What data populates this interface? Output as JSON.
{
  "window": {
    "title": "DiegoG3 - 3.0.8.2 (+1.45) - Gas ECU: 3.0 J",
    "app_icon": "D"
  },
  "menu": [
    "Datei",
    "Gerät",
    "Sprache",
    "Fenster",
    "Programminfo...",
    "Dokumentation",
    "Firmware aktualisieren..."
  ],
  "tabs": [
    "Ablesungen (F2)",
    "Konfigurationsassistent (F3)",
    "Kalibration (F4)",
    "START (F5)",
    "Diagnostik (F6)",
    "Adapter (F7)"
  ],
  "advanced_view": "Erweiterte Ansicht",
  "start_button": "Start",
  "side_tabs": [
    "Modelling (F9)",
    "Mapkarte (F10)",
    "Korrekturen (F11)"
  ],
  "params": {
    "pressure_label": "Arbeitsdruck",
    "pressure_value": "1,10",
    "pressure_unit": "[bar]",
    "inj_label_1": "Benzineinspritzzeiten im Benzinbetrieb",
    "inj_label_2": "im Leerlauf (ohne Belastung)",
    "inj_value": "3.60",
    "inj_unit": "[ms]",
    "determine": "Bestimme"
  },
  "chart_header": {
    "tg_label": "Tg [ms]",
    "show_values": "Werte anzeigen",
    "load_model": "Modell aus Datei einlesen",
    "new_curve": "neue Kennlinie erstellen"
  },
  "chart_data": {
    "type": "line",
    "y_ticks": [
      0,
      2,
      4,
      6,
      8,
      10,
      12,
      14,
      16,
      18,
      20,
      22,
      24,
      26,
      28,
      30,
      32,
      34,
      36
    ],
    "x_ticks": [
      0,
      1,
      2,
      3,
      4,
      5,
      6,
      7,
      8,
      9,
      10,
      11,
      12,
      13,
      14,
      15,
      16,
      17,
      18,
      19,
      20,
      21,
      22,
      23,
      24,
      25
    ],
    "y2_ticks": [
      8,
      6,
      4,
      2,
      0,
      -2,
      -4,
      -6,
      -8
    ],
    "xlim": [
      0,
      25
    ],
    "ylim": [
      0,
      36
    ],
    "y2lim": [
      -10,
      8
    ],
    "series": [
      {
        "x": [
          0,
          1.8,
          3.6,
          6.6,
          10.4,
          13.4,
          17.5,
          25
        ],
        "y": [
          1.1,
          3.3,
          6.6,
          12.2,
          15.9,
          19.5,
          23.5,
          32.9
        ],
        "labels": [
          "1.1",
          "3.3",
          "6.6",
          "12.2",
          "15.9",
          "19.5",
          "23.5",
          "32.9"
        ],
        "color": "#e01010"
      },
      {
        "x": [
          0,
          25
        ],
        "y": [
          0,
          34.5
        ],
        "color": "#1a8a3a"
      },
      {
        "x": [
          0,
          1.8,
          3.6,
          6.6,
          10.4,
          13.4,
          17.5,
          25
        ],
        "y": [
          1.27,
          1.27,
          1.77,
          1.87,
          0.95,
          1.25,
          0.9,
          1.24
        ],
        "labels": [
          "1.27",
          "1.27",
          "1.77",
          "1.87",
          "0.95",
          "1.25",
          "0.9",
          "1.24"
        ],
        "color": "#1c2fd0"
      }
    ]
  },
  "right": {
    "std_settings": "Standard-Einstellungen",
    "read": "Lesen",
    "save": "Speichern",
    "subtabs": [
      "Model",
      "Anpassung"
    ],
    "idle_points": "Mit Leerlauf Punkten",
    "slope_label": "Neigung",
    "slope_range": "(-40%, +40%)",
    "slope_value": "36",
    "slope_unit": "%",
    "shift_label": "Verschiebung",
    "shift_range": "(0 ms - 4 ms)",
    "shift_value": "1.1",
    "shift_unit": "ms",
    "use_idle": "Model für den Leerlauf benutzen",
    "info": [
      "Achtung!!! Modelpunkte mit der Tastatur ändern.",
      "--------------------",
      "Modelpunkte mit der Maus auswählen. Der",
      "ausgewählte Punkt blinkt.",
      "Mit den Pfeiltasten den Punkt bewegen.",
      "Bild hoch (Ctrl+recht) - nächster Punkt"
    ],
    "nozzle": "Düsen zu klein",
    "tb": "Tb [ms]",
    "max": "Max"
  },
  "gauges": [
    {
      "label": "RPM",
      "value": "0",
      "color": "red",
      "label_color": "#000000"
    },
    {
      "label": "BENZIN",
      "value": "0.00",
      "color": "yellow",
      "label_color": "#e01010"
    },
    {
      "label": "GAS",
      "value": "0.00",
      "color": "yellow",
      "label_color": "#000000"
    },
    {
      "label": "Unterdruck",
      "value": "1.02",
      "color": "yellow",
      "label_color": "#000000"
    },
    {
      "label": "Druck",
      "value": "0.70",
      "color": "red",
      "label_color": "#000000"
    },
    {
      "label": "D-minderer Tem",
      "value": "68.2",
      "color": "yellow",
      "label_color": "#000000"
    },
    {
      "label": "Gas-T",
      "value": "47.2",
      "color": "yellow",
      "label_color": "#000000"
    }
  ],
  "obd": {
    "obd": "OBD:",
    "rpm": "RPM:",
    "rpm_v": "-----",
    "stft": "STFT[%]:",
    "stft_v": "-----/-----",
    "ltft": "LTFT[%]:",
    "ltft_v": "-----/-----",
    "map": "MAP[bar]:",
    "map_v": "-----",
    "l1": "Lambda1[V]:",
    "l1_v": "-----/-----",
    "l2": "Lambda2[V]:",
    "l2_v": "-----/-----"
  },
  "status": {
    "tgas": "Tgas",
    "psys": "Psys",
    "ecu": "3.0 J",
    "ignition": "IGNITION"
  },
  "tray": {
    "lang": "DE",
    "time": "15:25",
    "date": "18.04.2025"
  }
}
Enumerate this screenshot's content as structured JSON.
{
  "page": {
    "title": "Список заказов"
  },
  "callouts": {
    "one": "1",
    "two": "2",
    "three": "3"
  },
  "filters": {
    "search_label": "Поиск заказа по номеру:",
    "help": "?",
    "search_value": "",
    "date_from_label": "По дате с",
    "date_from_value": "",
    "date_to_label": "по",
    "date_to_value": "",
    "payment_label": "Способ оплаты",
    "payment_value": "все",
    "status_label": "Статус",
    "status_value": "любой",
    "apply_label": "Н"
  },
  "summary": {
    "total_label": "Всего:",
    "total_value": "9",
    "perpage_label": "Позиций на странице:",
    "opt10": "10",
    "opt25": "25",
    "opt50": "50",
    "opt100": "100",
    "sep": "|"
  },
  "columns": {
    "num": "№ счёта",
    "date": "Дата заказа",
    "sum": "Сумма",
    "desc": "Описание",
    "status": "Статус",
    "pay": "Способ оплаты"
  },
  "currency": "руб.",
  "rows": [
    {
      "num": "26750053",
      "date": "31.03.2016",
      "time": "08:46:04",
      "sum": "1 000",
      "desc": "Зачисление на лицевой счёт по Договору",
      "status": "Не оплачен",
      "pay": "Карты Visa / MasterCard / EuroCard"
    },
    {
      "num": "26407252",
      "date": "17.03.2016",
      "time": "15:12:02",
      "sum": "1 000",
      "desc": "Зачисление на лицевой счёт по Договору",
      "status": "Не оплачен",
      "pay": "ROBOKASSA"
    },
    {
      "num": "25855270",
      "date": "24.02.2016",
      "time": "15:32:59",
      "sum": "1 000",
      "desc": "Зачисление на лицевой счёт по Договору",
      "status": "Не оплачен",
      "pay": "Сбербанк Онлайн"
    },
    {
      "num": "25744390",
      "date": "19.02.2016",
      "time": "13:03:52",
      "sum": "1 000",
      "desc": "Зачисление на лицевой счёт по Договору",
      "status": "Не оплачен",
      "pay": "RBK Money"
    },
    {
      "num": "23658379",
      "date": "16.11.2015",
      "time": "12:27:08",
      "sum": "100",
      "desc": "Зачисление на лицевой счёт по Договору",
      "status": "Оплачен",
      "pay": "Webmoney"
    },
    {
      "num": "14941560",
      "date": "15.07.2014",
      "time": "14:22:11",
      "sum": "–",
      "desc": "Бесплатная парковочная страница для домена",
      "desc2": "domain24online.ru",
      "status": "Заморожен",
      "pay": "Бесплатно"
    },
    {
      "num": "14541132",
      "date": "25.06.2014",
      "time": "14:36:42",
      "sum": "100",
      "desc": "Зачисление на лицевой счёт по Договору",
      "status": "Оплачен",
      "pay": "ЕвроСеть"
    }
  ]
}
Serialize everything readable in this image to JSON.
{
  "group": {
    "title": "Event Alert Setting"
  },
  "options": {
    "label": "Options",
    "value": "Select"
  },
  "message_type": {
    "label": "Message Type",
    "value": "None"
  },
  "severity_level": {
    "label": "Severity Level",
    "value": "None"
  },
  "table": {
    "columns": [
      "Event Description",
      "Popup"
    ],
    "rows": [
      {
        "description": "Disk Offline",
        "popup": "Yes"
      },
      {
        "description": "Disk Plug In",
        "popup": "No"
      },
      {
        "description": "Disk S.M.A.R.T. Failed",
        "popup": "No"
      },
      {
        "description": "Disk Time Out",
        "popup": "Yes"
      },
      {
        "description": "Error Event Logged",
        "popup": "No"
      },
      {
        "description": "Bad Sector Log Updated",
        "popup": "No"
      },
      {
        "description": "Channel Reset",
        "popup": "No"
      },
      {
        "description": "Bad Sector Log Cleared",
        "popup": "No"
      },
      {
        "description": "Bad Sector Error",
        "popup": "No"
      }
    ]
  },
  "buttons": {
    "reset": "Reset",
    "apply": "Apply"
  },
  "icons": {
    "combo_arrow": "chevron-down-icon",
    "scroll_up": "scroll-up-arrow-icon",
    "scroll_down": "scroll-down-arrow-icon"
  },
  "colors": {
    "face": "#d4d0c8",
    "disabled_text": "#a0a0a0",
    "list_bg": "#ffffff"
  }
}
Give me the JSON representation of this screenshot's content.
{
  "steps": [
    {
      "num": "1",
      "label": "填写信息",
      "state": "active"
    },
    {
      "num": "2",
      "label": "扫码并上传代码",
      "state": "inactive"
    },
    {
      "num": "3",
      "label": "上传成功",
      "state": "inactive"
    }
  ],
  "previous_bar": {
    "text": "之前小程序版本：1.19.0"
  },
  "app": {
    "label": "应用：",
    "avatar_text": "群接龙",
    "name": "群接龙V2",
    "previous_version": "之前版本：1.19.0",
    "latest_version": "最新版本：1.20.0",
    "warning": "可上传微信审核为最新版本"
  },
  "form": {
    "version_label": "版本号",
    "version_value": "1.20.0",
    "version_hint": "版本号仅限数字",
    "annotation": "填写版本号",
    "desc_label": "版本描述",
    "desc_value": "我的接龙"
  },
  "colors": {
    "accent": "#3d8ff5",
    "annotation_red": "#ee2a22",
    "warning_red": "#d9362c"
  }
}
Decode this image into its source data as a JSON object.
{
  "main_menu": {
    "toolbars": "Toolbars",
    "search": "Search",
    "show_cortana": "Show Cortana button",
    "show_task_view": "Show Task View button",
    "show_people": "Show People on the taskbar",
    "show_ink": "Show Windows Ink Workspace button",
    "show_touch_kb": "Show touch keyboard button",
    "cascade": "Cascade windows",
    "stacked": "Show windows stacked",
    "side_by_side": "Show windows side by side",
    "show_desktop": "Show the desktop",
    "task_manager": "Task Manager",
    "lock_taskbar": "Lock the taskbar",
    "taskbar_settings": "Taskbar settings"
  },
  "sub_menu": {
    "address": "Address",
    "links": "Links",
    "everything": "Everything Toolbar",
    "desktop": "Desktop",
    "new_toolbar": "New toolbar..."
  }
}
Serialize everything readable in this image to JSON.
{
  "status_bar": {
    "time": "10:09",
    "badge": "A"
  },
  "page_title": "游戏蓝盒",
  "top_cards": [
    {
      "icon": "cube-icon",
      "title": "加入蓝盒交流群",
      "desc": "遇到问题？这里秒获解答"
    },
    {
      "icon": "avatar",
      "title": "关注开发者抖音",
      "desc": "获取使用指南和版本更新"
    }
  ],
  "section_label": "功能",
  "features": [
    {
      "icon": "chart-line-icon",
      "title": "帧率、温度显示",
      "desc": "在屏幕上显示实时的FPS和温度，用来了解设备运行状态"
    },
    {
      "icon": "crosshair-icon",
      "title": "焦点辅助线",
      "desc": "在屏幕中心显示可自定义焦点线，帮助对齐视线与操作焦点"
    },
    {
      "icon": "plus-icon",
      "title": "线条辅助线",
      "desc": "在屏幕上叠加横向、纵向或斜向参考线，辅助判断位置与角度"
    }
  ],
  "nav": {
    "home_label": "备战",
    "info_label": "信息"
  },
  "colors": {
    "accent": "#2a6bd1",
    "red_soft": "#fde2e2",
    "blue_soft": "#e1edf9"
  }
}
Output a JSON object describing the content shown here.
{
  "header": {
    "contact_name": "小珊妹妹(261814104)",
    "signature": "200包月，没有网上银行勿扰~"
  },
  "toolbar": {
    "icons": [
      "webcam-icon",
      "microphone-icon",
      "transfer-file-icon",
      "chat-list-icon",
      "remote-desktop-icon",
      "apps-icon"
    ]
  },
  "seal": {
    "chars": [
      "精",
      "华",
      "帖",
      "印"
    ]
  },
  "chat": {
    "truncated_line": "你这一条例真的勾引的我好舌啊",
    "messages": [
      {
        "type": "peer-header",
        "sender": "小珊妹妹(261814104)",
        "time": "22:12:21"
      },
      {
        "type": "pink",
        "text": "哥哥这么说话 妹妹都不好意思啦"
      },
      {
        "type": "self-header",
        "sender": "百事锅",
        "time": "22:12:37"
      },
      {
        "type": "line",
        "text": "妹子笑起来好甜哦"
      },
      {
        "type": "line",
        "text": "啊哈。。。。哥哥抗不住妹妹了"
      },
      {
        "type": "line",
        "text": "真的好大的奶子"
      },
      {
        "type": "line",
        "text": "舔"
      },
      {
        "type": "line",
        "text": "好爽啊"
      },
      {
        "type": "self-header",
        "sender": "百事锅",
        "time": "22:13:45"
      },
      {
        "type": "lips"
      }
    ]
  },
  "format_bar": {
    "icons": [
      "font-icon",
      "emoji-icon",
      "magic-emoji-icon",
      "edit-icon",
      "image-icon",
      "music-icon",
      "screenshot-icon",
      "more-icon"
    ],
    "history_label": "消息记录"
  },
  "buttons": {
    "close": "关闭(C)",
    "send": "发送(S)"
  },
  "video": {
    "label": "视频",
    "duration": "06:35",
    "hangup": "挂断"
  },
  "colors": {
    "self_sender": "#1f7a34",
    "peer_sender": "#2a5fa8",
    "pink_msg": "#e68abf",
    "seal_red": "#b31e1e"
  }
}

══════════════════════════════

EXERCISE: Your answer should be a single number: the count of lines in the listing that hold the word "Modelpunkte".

RESULT OF THIS TASK: 2